I have always had this picture of the generations walking in cohorts towards the final end, one behind the other; rather like regiments marching across No Man’s Land. The generation ahead of mine – my parents and my aunts and uncles – is sadly depleted; only three very elderly aunts remain. Soon even they will be gone, and then there will be no-one between me and the end. Even my cohort is beginning to thin; death has picked off the husband of my sister, a cousin … the pace will pick up in the coming years.

This vision wouldn’t bother me so much if I – like my parents – could believe that death is merely an uncomfortable rite of passage to be endured, because it leads to a greater – and eternal – life. But I cannot. Decades ago, I played Claudius in Shakespeare’s Measure for Measure. As he awaits execution in prison, Claudius meditates on what will come after he dies:

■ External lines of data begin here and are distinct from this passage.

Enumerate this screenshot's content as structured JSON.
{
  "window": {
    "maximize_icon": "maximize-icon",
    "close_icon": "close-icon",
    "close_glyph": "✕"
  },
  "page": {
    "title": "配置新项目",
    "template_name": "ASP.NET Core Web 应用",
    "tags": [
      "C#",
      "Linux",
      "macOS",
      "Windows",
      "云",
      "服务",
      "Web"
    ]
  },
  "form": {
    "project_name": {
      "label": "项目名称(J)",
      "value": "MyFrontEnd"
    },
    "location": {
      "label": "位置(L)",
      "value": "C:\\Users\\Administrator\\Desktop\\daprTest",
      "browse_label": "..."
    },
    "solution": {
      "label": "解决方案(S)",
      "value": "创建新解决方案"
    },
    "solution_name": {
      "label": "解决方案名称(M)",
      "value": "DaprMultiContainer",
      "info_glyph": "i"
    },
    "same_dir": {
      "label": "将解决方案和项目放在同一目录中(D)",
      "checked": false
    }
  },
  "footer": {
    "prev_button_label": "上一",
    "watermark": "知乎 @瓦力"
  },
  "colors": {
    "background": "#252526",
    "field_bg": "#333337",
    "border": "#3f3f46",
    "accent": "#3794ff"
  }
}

…to die, and go we know not where;
To lie in cold obstruction and to rot;
This sensible warm motion to become
A kneaded clod; and the delighted spirit
To bathe in fiery floods, or to reside
In thrilling region of thick-ribbed ice;
To be imprison’d in the viewless winds,
And blown with restless violence round about
The pendant world; or to be worse than worst
Of those that lawless and incertain thoughts
Imagine howling: ’tis too horrible!
The weariest and most loathed worldly life
That age, ache, penury and imprisonment
Can lay on nature is a paradise
To what we fear of death.

At much the same time that I played Claudius I had come to the unalterable conclusion that there was no world beyond ours and I turned away forever from the religion of my forebears. So like Claudius, I am afraid “to lie in cold obstruction and to rot; this sensible warm motion to become a kneaded clod”. And I too feel that “the weariest and most loathed worldly life that age, ache, penury and imprisonment can lay on nature is a paradise to what we fear of death.” But I cannot follow Claudius in his belief of an afterworld, even if his vision is one of terror. I am merely afraid of disappearing forever.